### SOURCE INFORMATION ###
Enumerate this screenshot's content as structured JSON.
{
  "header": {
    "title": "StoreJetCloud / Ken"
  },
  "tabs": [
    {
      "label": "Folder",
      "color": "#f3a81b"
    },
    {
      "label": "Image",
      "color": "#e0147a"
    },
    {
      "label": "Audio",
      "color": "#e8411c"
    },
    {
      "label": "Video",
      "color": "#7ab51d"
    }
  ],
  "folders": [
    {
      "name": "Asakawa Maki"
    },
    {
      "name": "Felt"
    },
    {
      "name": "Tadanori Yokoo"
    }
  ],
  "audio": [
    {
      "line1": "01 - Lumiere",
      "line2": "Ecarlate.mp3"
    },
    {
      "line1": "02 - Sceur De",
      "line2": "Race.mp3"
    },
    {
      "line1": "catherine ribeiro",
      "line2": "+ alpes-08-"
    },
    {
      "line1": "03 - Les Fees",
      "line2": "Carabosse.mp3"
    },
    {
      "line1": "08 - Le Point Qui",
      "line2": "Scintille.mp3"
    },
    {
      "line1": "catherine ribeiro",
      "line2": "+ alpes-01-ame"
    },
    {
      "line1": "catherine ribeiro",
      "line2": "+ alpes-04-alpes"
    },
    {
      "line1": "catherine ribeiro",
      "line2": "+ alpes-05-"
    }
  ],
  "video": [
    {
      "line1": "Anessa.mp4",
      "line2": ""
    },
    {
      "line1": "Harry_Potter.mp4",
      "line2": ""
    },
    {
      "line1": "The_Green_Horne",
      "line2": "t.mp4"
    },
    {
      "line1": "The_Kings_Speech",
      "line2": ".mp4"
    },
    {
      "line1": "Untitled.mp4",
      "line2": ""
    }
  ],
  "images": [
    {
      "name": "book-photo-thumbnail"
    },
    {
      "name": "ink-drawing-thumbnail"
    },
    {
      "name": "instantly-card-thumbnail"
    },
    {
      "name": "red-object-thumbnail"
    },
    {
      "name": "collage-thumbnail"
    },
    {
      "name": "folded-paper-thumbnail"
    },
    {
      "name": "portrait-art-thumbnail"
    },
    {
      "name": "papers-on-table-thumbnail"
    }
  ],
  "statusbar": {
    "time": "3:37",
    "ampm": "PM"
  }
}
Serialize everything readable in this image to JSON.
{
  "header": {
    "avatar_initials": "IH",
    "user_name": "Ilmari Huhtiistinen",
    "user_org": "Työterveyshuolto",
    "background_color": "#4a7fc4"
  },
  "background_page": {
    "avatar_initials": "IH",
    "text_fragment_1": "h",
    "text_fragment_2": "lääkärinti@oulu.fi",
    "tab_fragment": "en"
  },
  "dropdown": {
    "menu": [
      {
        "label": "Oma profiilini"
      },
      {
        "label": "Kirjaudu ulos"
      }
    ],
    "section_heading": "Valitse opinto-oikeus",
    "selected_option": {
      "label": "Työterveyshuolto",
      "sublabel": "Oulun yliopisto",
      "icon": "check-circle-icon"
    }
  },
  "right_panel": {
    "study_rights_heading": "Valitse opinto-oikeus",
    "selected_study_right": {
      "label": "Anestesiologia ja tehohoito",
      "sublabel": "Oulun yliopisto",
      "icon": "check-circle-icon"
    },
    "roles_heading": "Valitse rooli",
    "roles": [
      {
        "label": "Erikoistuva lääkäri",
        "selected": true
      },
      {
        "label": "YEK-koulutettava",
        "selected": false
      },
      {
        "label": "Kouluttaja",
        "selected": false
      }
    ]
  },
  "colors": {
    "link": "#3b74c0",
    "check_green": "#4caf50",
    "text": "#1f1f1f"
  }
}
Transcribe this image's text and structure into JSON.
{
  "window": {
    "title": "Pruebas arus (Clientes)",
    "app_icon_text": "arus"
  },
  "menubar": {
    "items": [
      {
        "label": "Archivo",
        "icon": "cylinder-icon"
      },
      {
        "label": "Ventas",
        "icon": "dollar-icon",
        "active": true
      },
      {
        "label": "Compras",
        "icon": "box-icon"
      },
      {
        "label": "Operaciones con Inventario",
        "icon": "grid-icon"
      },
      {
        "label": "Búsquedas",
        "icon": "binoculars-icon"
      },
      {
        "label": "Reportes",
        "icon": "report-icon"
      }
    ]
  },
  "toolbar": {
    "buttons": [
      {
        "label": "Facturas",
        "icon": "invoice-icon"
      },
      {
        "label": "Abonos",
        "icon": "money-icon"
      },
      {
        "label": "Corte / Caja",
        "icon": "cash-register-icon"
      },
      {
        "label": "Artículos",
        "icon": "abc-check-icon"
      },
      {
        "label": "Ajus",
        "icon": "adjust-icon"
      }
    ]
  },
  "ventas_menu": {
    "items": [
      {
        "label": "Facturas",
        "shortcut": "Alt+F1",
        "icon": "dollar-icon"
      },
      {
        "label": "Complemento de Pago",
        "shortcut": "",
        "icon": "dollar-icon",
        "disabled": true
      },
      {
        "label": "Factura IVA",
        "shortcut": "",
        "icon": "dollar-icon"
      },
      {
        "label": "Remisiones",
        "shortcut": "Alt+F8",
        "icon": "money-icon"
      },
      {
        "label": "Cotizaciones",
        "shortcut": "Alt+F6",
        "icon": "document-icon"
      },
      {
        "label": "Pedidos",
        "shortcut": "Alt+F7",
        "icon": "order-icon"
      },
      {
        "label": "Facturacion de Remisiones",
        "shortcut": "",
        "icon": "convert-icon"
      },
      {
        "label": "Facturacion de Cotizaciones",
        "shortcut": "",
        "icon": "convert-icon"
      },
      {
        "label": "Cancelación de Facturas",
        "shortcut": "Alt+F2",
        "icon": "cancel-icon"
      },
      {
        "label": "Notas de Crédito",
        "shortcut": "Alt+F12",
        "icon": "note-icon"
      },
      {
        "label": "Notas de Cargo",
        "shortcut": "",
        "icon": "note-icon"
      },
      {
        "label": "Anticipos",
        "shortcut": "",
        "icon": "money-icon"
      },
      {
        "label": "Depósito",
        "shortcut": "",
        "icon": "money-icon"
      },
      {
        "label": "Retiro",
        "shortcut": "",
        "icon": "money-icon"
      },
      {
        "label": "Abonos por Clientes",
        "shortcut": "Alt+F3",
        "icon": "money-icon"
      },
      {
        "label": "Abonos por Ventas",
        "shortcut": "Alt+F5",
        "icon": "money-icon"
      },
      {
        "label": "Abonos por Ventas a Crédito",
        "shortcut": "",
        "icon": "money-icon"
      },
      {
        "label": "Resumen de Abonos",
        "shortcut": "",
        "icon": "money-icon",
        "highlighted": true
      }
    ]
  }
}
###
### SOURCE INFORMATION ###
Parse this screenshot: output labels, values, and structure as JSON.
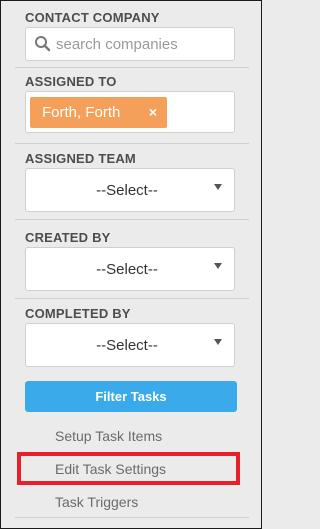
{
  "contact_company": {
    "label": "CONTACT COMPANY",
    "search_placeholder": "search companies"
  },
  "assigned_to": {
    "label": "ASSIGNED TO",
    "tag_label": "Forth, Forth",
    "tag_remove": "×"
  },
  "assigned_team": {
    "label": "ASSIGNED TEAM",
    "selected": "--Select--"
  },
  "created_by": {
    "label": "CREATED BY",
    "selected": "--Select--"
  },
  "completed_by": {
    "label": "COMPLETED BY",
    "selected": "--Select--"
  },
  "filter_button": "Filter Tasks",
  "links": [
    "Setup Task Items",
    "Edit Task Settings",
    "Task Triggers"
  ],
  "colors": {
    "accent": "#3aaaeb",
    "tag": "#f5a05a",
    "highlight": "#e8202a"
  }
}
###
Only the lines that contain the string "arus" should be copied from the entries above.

● ANSWER SPACE
    "title": "Pruebas arus (Clientes)",
    "app_icon_text": "arus"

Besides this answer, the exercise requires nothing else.